[Work instructions] For the entries below, state how many lines contain the string "result". Add nothing else.

[Data for processing]
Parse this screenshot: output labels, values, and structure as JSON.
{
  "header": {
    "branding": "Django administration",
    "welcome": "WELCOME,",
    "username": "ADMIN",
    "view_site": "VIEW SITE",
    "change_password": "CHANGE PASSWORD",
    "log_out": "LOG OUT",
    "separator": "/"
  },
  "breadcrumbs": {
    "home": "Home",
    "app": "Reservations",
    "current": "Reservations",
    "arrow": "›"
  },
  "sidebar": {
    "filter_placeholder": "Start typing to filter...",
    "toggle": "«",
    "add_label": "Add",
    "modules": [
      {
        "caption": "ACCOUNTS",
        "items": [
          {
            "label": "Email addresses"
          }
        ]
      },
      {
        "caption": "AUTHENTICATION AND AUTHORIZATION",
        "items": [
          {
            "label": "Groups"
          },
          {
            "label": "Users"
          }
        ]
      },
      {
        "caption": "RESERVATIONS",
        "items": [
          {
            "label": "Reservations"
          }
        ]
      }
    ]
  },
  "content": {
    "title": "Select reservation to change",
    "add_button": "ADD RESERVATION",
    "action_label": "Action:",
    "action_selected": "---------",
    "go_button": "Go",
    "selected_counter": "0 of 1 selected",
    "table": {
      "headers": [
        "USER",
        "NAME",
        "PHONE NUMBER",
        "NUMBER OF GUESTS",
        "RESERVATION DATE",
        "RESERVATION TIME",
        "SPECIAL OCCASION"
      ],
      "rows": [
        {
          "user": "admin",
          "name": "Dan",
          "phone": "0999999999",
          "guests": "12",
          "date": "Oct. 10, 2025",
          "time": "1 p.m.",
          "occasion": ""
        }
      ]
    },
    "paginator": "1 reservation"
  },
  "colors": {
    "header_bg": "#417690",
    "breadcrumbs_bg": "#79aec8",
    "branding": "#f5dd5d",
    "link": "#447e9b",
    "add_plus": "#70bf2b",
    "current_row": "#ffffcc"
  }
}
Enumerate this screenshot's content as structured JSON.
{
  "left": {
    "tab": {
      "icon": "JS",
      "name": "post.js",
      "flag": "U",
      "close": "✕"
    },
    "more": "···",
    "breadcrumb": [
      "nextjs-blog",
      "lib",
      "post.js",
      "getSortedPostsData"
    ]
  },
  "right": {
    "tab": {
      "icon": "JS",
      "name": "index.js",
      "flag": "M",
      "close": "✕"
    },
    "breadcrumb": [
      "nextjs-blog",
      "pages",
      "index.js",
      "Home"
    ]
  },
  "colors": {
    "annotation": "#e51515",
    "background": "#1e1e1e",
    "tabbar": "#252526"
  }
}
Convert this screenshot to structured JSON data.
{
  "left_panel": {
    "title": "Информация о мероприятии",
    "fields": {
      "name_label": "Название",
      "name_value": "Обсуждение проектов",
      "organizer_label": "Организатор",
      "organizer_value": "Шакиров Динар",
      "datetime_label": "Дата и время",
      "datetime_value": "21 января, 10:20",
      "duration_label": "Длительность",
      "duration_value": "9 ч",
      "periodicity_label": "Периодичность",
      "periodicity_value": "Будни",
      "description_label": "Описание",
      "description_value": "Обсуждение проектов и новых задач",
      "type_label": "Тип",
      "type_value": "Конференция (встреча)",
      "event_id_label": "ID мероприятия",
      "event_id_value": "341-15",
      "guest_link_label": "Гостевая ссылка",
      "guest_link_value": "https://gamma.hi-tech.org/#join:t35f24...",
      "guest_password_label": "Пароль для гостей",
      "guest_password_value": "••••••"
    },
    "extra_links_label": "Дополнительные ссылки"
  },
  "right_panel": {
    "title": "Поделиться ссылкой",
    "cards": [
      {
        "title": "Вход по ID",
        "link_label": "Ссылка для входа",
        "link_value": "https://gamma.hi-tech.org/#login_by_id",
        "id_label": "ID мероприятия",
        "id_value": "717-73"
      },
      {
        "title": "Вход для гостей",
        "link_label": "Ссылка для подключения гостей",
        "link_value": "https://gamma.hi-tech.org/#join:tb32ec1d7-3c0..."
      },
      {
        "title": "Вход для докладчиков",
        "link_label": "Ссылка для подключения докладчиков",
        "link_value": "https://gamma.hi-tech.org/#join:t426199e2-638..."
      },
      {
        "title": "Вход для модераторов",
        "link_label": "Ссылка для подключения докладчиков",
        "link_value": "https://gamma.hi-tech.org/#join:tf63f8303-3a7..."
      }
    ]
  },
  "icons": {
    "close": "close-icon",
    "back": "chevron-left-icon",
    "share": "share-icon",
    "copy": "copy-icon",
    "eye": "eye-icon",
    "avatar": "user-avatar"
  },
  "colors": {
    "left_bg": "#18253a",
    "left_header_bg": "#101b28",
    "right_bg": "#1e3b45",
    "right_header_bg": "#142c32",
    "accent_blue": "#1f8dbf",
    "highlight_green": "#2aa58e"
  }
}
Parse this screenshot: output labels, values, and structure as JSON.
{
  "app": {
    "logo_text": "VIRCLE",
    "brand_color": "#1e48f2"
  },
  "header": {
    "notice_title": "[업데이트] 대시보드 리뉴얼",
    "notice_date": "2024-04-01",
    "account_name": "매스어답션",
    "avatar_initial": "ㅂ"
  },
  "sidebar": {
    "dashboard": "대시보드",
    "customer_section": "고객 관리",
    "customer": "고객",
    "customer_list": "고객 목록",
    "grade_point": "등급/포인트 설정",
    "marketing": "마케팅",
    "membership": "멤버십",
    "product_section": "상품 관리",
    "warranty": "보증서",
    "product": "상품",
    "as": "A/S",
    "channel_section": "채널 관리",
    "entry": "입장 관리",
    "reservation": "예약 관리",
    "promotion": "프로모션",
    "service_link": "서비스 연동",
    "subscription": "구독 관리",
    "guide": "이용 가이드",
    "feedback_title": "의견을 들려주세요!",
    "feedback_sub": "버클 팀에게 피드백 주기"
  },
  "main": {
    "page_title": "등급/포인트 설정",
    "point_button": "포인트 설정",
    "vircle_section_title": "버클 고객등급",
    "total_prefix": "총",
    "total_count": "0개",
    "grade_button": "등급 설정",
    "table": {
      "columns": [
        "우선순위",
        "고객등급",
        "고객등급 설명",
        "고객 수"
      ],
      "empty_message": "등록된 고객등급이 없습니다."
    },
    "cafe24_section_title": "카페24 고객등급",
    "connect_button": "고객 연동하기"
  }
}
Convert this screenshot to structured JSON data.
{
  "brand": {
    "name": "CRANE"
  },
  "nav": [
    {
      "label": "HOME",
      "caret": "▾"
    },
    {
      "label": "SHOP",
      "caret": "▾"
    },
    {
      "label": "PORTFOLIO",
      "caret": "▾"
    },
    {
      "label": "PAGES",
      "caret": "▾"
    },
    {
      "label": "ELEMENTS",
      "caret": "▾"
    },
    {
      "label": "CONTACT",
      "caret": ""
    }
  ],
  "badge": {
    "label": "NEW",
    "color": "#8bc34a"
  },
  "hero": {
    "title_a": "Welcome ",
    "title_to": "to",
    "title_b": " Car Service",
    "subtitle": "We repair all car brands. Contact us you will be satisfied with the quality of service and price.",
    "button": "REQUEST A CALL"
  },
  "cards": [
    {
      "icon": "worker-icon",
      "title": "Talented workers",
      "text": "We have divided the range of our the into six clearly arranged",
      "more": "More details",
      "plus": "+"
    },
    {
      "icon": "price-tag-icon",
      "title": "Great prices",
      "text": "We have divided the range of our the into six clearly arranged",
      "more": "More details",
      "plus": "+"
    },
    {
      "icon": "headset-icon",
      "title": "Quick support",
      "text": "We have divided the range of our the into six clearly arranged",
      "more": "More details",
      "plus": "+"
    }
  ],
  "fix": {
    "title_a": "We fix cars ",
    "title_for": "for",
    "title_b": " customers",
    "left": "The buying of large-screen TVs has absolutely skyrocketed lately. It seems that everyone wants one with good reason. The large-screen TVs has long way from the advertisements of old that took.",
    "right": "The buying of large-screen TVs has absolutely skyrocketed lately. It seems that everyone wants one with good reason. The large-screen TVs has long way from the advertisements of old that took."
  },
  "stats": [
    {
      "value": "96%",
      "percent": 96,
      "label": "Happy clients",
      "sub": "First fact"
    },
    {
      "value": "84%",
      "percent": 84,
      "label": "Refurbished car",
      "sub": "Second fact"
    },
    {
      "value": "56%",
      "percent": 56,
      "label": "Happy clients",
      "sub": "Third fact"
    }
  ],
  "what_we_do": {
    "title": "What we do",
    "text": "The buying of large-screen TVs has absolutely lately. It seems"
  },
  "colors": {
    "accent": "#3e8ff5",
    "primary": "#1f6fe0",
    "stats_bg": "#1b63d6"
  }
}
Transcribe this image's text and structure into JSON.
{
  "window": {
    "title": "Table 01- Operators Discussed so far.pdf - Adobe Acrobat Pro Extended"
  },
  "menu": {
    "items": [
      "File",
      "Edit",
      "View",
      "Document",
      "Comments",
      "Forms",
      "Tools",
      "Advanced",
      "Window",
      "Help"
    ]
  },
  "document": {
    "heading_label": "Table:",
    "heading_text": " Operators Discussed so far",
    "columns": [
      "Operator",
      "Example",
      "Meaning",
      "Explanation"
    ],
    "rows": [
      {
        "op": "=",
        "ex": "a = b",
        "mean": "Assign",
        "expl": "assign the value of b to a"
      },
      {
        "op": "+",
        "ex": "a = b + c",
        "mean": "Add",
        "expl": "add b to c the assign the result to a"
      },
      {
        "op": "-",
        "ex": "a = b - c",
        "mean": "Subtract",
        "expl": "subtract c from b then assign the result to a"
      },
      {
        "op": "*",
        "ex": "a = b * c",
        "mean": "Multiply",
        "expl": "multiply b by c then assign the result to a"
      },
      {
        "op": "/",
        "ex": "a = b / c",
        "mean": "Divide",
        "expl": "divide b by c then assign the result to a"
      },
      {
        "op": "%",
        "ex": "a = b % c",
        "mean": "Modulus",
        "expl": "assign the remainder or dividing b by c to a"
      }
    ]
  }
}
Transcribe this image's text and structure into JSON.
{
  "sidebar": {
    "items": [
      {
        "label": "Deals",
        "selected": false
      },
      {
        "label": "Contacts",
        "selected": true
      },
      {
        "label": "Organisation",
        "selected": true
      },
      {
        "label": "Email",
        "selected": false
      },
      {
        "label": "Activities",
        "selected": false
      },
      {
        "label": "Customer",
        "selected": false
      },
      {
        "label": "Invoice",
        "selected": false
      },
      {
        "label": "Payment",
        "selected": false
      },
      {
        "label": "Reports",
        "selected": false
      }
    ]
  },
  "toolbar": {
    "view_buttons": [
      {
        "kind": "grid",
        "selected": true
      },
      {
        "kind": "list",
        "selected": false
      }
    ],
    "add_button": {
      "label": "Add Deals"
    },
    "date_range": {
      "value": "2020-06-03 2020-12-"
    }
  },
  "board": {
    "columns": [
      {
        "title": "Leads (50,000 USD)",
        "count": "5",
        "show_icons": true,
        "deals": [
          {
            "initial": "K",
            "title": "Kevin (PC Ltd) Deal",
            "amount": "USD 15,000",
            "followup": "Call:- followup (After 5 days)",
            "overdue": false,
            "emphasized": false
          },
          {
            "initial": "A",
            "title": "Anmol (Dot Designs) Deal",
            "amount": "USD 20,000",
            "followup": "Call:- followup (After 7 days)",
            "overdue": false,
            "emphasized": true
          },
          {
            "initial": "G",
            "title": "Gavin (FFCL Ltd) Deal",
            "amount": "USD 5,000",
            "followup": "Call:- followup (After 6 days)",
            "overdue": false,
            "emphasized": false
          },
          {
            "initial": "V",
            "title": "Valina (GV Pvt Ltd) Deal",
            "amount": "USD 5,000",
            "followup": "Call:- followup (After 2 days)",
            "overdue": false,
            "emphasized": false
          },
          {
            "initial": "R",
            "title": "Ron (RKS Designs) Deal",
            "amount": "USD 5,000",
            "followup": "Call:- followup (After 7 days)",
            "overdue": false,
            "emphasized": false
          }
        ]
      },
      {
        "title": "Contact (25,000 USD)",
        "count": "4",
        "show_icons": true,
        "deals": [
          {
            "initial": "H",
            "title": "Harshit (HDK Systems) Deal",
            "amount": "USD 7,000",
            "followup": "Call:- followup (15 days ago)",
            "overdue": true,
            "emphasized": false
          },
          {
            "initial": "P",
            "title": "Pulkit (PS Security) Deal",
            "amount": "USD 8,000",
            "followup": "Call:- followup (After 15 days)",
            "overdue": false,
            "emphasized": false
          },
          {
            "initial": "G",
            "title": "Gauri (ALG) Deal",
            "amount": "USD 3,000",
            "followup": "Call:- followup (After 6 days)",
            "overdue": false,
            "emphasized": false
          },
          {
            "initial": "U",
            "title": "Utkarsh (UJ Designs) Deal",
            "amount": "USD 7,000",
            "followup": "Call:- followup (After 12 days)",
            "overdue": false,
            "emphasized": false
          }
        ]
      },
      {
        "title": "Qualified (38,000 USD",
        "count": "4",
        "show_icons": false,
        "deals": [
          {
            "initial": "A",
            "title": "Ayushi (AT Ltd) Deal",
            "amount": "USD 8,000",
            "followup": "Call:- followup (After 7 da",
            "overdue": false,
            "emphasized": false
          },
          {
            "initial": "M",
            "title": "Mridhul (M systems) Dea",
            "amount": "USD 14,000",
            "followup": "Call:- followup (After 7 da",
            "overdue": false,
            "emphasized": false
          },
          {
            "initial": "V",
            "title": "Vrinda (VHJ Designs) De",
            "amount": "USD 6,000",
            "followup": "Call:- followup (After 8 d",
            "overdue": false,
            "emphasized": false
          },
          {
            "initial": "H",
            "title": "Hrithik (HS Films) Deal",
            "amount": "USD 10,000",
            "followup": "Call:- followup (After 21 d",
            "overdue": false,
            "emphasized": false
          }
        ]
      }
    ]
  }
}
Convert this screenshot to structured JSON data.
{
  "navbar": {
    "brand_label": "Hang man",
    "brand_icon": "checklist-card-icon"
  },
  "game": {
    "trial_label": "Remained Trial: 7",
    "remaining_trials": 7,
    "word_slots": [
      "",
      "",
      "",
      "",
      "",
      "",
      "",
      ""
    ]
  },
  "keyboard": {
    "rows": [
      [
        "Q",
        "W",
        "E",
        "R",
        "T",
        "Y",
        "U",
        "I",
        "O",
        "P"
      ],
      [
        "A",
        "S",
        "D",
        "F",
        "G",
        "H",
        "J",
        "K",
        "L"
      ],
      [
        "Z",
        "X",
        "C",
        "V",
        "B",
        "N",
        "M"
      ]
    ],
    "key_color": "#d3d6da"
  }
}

[Solution for this exercise] 4